Show all the lines in the data below that include the word "title".

□ □ □ □ □ □ □

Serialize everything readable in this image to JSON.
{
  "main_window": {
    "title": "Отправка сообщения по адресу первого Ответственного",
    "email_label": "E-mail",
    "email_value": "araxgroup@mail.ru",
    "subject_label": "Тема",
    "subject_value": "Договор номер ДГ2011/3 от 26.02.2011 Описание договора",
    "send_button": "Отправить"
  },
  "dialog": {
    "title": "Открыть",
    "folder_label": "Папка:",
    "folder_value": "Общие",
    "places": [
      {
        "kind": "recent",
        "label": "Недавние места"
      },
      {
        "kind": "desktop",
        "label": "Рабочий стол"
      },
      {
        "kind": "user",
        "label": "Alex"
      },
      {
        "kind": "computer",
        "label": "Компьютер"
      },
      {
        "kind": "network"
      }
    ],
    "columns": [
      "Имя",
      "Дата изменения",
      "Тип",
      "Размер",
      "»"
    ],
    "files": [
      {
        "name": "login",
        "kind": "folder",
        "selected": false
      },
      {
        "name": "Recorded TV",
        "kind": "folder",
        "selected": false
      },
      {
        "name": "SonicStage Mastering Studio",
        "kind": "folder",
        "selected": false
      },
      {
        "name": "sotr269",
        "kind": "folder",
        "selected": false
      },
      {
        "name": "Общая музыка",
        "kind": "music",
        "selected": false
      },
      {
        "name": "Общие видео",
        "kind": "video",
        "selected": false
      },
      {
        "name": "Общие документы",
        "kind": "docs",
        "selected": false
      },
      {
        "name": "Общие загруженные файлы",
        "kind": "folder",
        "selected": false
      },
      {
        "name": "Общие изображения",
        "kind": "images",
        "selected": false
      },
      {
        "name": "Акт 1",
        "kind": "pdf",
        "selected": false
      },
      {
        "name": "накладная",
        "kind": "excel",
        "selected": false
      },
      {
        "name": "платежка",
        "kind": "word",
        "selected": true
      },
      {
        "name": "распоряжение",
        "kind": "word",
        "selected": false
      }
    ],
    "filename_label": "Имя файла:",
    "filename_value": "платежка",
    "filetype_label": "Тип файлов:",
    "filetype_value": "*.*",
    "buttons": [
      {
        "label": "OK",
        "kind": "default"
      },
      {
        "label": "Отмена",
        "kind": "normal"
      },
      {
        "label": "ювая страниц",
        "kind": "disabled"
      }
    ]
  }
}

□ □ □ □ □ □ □

#### Response to this task
    "title": "Отправка сообщения по адресу первого Ответственного",
    "title": "Открыть",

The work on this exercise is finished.